• Task goal:
Copy everything in the records exactly; the pictures stay out.

• Material shown:
....

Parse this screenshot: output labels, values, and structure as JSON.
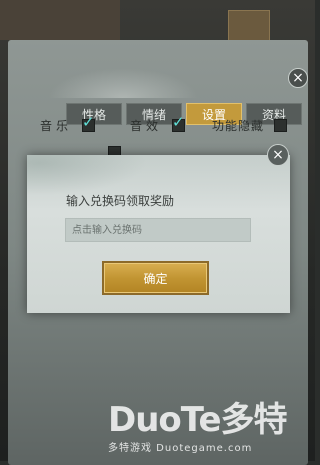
{
  "settings_panel": {
    "tabs": [
      {
        "label": "性格"
      },
      {
        "label": "情绪"
      },
      {
        "label": "设置",
        "active": true
      },
      {
        "label": "资料"
      }
    ],
    "options": {
      "music": {
        "label": "音乐",
        "checked": true
      },
      "sound_effects": {
        "label": "音效",
        "checked": true
      },
      "hide_function": {
        "label": "功能隐藏",
        "checked": false
      }
    },
    "close_icon": "close-icon"
  },
  "dialog": {
    "title": "输入兑换码领取奖励",
    "code_input": {
      "value": "",
      "placeholder": "点击输入兑换码"
    },
    "confirm_label": "确定",
    "close_icon": "close-icon"
  },
  "watermark": {
    "brand": "DuoTe多特",
    "sub": "多特游戏 Duotegame.com"
  },
  "colors": {
    "accent_gold": "#c39a3c",
    "check_cyan": "#5fe0d8"
  }
}
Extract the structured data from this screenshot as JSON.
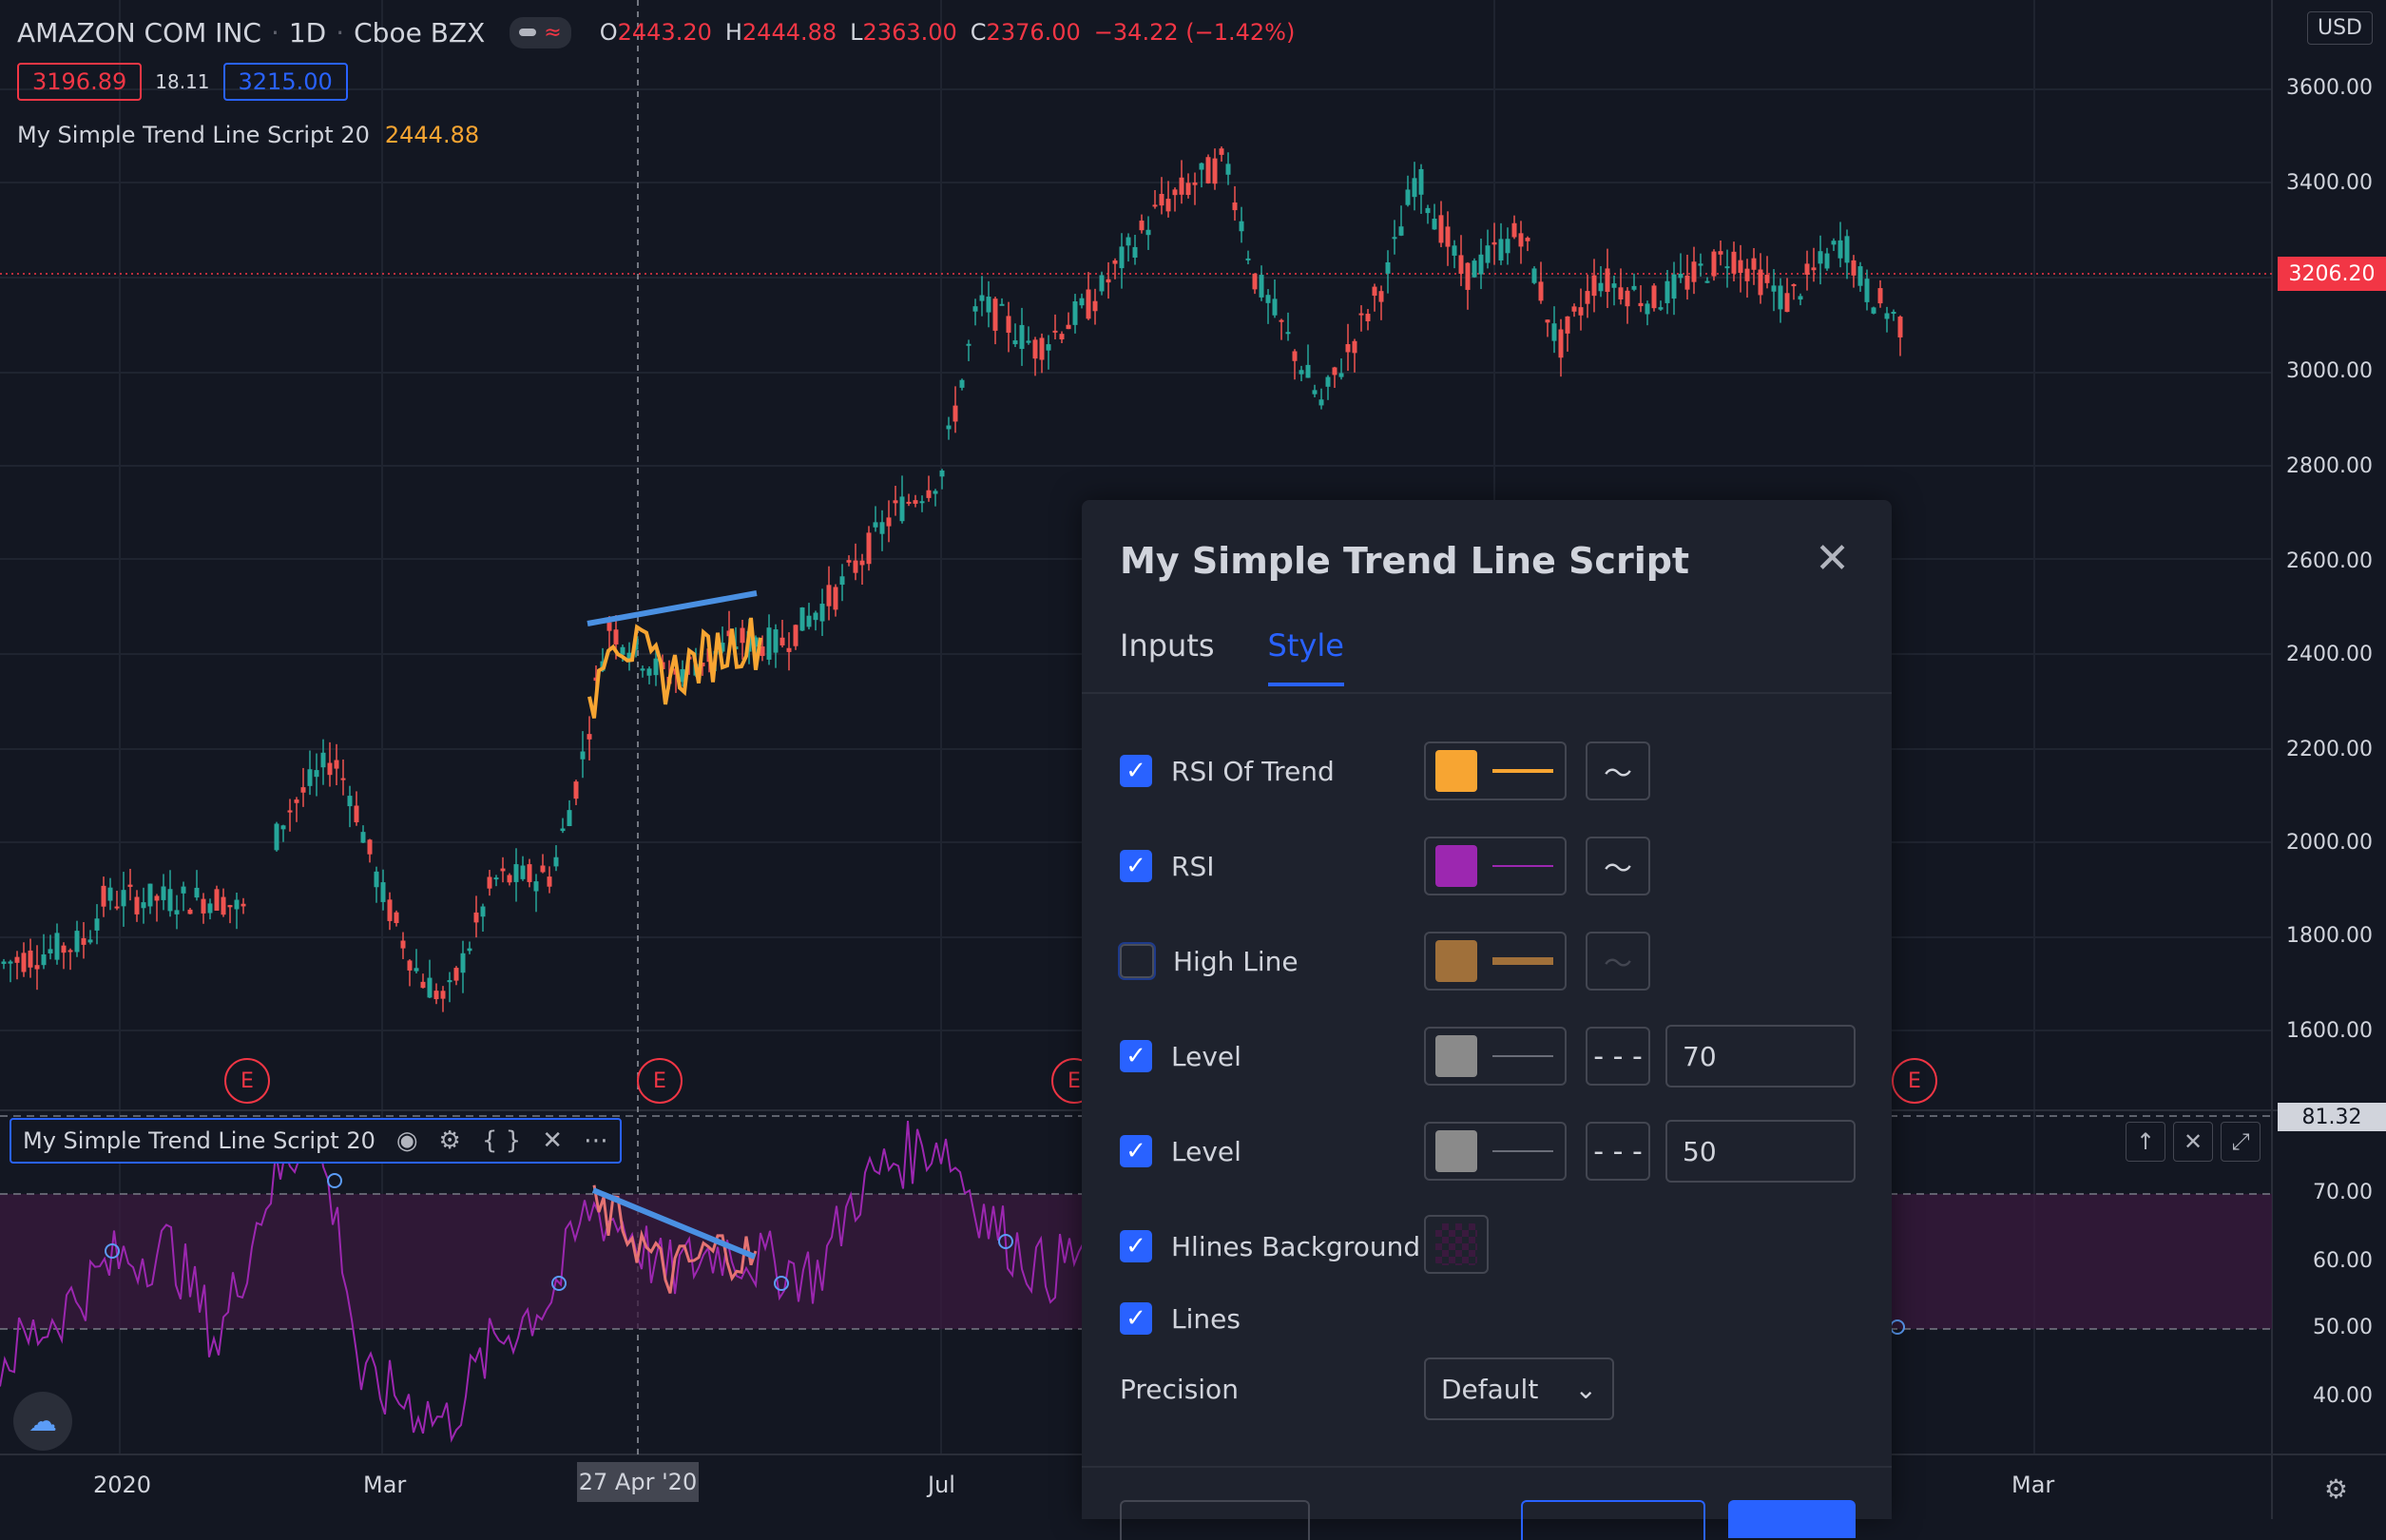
{
  "header": {
    "symbol": "AMAZON COM INC",
    "interval": "1D",
    "exchange": "Cboe BZX",
    "ohlc": {
      "o_label": "O",
      "o": "2443.20",
      "h_label": "H",
      "h": "2444.88",
      "l_label": "L",
      "l": "2363.00",
      "c_label": "C",
      "c": "2376.00",
      "change": "−34.22 (−1.42%)"
    },
    "bid": "3196.89",
    "spread": "18.11",
    "ask": "3215.00",
    "indicator_name": "My Simple Trend Line Script 20",
    "indicator_value": "2444.88",
    "currency": "USD"
  },
  "price_axis": [
    "3600.00",
    "3400.00",
    "3206.20",
    "3000.00",
    "2800.00",
    "2600.00",
    "2400.00",
    "2200.00",
    "2000.00",
    "1800.00",
    "1600.00"
  ],
  "current_price": "3206.20",
  "rsi_axis": [
    "70.00",
    "60.00",
    "50.00",
    "40.00"
  ],
  "rsi_current": "81.32",
  "time_axis": {
    "labels": [
      "2020",
      "Mar",
      "Jul",
      "Mar"
    ],
    "cursor": "27 Apr '20"
  },
  "earnings_marker": "E",
  "indicator_pane": {
    "legend": "My Simple Trend Line Script 20",
    "icons": [
      "eye-icon",
      "gear-icon",
      "braces-icon",
      "close-icon",
      "more-icon"
    ]
  },
  "pane_controls": [
    "↑",
    "✕",
    "⤢"
  ],
  "dialog": {
    "title": "My Simple Trend Line Script",
    "tabs": [
      "Inputs",
      "Style"
    ],
    "active_tab": "Style",
    "rows": [
      {
        "label": "RSI Of Trend",
        "checked": true,
        "color": "#f7a532"
      },
      {
        "label": "RSI",
        "checked": true,
        "color": "#9c27b0"
      },
      {
        "label": "High Line",
        "checked": false,
        "color": "#a0703a"
      },
      {
        "label": "Level",
        "checked": true,
        "color": "#8a8a8a",
        "value": "70"
      },
      {
        "label": "Level",
        "checked": true,
        "color": "#8a8a8a",
        "value": "50"
      },
      {
        "label": "Hlines Background",
        "checked": true
      },
      {
        "label": "Lines",
        "checked": true
      }
    ],
    "precision_label": "Precision",
    "precision_value": "Default"
  },
  "colors": {
    "bg": "#131722",
    "up": "#26a69a",
    "down": "#ef5350",
    "accent": "#2962ff",
    "trend": "#f7a532",
    "rsi": "#9c27b0",
    "trendline": "#4a90e2"
  }
}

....

• Problem solution:
Parse this screenshot: output labels, values, and structure as JSON.
{
  "settings_panel": {
    "tabs": [
      {
        "label": "性格"
      },
      {
        "label": "情绪"
      },
      {
        "label": "设置",
        "active": true
      },
      {
        "label": "资料"
      }
    ],
    "options": {
      "music": {
        "label": "音乐",
        "checked": true
      },
      "sound_effects": {
        "label": "音效",
        "checked": true
      },
      "hide_function": {
        "label": "功能隐藏",
        "checked": false
      }
    },
    "close_icon": "close-icon"
  },
  "dialog": {
    "title": "输入兑换码领取奖励",
    "code_input": {
      "value": "",
      "placeholder": "点击输入兑换码"
    },
    "confirm_label": "确定",
    "close_icon": "close-icon"
  },
  "watermark": {
    "brand": "DuoTe多特",
    "sub": "多特游戏 Duotegame.com"
  },
  "colors": {
    "accent_gold": "#c39a3c",
    "check_cyan": "#5fe0d8"
  }
}
Extract the structured data from this screenshot as JSON.
{
  "header": {
    "symbol": "AMAZON COM INC",
    "interval": "1D",
    "exchange": "Cboe BZX",
    "ohlc": {
      "o_label": "O",
      "o": "2443.20",
      "h_label": "H",
      "h": "2444.88",
      "l_label": "L",
      "l": "2363.00",
      "c_label": "C",
      "c": "2376.00",
      "change": "−34.22 (−1.42%)"
    },
    "bid": "3196.89",
    "spread": "18.11",
    "ask": "3215.00",
    "indicator_name": "My Simple Trend Line Script 20",
    "indicator_value": "2444.88",
    "currency": "USD"
  },
  "price_axis": [
    "3600.00",
    "3400.00",
    "3206.20",
    "3000.00",
    "2800.00",
    "2600.00",
    "2400.00",
    "2200.00",
    "2000.00",
    "1800.00",
    "1600.00"
  ],
  "current_price": "3206.20",
  "rsi_axis": [
    "70.00",
    "60.00",
    "50.00",
    "40.00"
  ],
  "rsi_current": "81.32",
  "time_axis": {
    "labels": [
      "2020",
      "Mar",
      "Jul",
      "Mar"
    ],
    "cursor": "27 Apr '20"
  },
  "earnings_marker": "E",
  "indicator_pane": {
    "legend": "My Simple Trend Line Script 20",
    "icons": [
      "eye-icon",
      "gear-icon",
      "braces-icon",
      "close-icon",
      "more-icon"
    ]
  },
  "pane_controls": [
    "↑",
    "✕",
    "⤢"
  ],
  "dialog": {
    "title": "My Simple Trend Line Script",
    "tabs": [
      "Inputs",
      "Style"
    ],
    "active_tab": "Style",
    "rows": [
      {
        "label": "RSI Of Trend",
        "checked": true,
        "color": "#f7a532"
      },
      {
        "label": "RSI",
        "checked": true,
        "color": "#9c27b0"
      },
      {
        "label": "High Line",
        "checked": false,
        "color": "#a0703a"
      },
      {
        "label": "Level",
        "checked": true,
        "color": "#8a8a8a",
        "value": "70"
      },
      {
        "label": "Level",
        "checked": true,
        "color": "#8a8a8a",
        "value": "50"
      },
      {
        "label": "Hlines Background",
        "checked": true
      },
      {
        "label": "Lines",
        "checked": true
      }
    ],
    "precision_label": "Precision",
    "precision_value": "Default"
  },
  "colors": {
    "bg": "#131722",
    "up": "#26a69a",
    "down": "#ef5350",
    "accent": "#2962ff",
    "trend": "#f7a532",
    "rsi": "#9c27b0",
    "trendline": "#4a90e2"
  }
}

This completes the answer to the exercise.